Carolyn, who is a registered nurse and holds a master’s of science in nursing, was director of the Practical Nursing Program for our client, Lancaster County Career & Technology Center, at the time we worked with the school on a special video designed to recruit male students to a career in nursing. The lively 4-minute video featured interviews with current male nursing students and recent grads working in the field. A consortium of five career and technology schools funded the video. You can read more about the production in this earlier blog post.

Back to Carolyn’s prediction…The Men in Nursing video did, indeed, garner an honor! It earned a Silver award in the 31st Annual Educational Advertising Awards, sponsored by the Higher Education Marketing Report. The national competition judges educational programs and campaigns against the best in the country.

Earning an award for the video is great, but what’s most gratifying is that it has been so well received by the schools using it. One nursing program director said her current male students decided to use the video to do presentations in local high schools and the community to get the word out about nursing in an entertaining way. Now that’s rewarding!

You can check out the video for yourself right here: Men in Nursing

wait till you read this!

tillOr should it be ‘Til? Or neither of those, but rather the whole word: Until?
It’s been said that English is one of the most difficult languages to learn for those for whom it is not their native tongue. Here’s one of those conundrums that just make people scratch their heads – even those for whom English IS their native tongue.
Thanks to the good-natured wordsmiths at Grammar Party for the details on the till/’til/until question. Here’s the case they make for till:

It would follow that till evolved as an abbreviation of until. However, till is actually the older word, being about eight hundred years old in comparison with until’s mere four hundred years. Until came into being as a compound of till, which originally meant to—and still does in Scotland—and the Old Norse word und, which means up to
Since till is the etymological forefather of until, it makes sense that it would be the best choice for a shortened version of until.
 
But, there’s also support for ‘til:
Using apostrophes to replace letters happens frequently in English. Think about goin’ or rock ‘n’ roll. This makes ‘til seem like a natural shortening of until. Besides, since when do we add an extra letter (the second l in till) when we abbreviate words?
Finally, here’s their verdict:

Till is generally accepted as being more correct than ‘til. According to the Associated Press Stylebooktill is the way to go. And, depending on which dictionary you use, ‘til is either an accepted alternative spelling or a spelling error.
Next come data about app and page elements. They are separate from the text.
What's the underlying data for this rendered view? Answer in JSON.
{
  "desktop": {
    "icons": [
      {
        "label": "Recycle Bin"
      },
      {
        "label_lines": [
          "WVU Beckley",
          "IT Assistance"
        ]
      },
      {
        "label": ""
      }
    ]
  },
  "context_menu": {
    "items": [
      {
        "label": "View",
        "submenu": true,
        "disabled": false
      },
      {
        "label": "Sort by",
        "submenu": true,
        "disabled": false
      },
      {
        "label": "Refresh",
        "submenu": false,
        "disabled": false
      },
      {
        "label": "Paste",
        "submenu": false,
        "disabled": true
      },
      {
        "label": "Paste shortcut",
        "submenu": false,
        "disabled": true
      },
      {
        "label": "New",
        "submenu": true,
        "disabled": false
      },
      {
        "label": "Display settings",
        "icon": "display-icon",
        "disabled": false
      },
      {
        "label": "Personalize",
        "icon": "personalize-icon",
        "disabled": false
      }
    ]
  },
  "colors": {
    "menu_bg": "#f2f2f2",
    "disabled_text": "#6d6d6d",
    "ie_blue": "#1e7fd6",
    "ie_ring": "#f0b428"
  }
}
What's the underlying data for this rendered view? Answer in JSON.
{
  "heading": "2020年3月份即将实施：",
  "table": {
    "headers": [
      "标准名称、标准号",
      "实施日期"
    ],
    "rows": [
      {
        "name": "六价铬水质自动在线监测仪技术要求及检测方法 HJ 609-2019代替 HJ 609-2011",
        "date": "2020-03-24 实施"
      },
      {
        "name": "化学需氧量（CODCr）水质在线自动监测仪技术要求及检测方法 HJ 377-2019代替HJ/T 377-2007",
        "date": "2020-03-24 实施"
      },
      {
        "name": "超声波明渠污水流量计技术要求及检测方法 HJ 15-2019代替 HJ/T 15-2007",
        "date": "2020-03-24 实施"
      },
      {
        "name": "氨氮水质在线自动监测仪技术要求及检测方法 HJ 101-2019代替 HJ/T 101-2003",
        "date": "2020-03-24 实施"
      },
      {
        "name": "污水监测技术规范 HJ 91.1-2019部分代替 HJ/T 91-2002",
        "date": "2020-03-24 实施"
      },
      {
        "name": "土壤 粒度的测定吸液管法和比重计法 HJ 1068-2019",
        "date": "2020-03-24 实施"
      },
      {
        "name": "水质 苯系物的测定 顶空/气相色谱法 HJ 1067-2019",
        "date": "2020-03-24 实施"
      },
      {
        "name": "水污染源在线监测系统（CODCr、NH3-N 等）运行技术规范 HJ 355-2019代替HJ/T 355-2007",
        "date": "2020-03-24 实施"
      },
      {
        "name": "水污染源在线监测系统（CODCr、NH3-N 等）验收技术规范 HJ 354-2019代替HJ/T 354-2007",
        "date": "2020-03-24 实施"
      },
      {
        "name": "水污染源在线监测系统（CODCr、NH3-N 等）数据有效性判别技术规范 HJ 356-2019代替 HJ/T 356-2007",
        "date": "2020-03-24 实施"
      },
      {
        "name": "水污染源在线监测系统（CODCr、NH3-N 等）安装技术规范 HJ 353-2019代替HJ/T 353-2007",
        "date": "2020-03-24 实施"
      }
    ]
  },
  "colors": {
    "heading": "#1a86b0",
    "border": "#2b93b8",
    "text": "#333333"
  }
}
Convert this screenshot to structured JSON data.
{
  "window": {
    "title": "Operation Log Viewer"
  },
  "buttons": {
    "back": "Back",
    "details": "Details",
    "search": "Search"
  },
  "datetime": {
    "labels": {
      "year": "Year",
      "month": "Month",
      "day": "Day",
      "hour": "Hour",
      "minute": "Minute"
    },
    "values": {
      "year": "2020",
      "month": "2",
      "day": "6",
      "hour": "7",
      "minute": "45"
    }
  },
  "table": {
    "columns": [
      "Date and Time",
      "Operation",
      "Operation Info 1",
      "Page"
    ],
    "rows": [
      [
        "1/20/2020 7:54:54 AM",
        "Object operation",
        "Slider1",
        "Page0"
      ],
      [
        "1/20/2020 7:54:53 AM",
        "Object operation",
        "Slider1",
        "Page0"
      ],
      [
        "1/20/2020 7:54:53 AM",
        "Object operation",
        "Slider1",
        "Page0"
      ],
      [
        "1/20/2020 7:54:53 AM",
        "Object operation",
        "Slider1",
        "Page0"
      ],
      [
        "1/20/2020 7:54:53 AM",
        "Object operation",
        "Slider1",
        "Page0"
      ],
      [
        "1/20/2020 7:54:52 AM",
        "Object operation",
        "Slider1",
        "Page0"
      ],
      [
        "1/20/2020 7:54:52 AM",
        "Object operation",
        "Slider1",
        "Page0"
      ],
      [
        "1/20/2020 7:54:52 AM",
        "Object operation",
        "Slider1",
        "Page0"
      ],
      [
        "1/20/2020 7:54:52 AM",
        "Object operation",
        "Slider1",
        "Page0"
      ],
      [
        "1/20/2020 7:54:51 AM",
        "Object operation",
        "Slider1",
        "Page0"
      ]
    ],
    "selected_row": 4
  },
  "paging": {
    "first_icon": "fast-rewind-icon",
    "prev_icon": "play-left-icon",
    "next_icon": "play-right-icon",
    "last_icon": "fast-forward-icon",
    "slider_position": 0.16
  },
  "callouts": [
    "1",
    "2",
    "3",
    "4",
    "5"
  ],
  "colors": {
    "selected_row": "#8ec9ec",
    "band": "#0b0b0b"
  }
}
Despite some sources considering ‘til not technically wrong, it’s best to use till as all sources consider it correct.
And we feel that you can never go wrong with the full and complete UNTIL.
Read the entire Grammar Party blog on this topic here.